Stock Strategy: 'Thrifty' vs. 'Iffy'

Andrew Fisher

Jason Trennert expects a short-run rally, but he's also warning investors that it won't last.

The chief investment strategist of Strategas Research Partners calls it a "Michael Jordan head-fake."

"Whatever rally you get in the market will be ephemeral, and you should probably sell into strength as you get into the summer," he told CNBC.

While others talk of recession and rallies, Trennert has compiled two lists of companies.  He calls one of them the "Thrifty 50," and the other, the "Iffy 50."

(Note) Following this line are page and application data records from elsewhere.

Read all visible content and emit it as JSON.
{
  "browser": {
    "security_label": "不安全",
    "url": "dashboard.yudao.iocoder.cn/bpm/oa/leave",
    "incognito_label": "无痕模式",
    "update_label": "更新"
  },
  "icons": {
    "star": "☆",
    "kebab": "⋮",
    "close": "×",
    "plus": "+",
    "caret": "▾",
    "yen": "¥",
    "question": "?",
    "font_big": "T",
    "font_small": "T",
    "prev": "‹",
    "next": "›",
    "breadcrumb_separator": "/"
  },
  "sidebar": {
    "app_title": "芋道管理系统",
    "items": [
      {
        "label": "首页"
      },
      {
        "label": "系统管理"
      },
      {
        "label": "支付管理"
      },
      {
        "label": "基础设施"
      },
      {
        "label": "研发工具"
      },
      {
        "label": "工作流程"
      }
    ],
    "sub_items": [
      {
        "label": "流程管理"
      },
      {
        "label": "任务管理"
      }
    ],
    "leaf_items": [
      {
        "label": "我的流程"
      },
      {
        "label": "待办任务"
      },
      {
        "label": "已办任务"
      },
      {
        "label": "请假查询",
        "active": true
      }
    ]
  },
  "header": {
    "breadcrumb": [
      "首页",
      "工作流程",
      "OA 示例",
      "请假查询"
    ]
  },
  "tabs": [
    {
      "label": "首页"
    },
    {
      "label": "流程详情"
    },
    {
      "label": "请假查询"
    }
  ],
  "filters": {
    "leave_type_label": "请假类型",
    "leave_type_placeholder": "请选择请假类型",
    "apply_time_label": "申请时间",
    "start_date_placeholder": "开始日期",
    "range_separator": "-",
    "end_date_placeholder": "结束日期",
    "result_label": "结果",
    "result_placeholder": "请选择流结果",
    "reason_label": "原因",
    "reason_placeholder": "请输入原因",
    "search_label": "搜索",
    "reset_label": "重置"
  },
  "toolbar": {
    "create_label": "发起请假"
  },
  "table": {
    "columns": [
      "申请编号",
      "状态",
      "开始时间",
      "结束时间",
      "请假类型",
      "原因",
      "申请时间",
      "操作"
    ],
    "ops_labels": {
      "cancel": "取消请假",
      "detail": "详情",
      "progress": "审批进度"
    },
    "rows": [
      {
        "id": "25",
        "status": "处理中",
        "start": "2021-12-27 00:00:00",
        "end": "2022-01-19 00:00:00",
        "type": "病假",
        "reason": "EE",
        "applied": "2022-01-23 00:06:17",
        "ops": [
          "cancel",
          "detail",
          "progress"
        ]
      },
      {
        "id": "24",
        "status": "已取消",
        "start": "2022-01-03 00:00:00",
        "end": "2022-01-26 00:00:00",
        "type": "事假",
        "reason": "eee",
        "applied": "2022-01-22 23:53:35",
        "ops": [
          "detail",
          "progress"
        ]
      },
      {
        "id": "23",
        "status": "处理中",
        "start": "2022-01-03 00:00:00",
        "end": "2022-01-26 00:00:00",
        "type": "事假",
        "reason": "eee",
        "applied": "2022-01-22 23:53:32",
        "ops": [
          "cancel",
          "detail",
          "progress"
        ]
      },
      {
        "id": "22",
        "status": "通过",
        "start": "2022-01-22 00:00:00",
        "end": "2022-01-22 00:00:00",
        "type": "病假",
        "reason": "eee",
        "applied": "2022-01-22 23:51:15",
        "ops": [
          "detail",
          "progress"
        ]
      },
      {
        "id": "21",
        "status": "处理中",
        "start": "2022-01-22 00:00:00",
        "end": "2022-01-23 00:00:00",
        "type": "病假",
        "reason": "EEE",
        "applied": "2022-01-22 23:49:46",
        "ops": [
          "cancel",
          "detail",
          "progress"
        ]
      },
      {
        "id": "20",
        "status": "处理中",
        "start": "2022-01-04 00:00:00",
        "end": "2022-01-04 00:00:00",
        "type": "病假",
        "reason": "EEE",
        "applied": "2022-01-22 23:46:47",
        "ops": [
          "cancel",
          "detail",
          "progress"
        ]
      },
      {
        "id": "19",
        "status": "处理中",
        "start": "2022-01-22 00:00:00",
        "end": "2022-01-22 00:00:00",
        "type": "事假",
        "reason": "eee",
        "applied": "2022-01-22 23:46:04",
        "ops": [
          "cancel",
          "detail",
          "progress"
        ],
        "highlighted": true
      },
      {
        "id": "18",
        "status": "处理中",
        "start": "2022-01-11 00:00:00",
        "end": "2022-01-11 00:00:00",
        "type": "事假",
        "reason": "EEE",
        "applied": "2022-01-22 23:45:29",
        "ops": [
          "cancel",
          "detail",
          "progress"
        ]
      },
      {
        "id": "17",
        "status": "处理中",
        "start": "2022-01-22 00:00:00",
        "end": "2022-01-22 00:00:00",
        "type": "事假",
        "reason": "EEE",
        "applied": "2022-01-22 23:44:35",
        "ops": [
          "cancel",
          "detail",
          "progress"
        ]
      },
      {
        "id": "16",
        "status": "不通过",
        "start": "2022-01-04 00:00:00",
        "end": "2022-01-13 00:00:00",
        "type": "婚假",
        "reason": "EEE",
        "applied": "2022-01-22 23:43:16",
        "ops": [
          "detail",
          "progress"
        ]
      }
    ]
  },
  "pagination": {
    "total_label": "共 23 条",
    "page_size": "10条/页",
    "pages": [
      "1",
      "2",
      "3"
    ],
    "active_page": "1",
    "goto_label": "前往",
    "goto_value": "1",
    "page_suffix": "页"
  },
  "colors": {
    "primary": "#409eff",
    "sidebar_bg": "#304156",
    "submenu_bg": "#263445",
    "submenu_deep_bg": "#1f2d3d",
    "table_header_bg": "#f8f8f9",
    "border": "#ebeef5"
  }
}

"It's basically the idea that companies that aren't particularly leveraged, that have already done their [capital expenditures], those are the companies that make up the 'Thrifty 50,' and those are companies like Hewlett Packard, 3M, and General Dynamics," he told CNBC.

"They're going to outperform companies on the 'Iffy 50' list, companies that have a lot of debt, haven't done a lot of cap-ex, and are really going to be...focused more on shoring up their balance sheets.  Those are companies like Harley Davidson, Office Depot, and Arch Coal."

He says the main determinant is the balance sheet, not the income statement.

"Cash is king, it's a cliche, in this environment, but if you have a strong balance sheet, you're in good shape to actually take share away from weaker players," he said.


Disclosure information for Trennert was unavailable.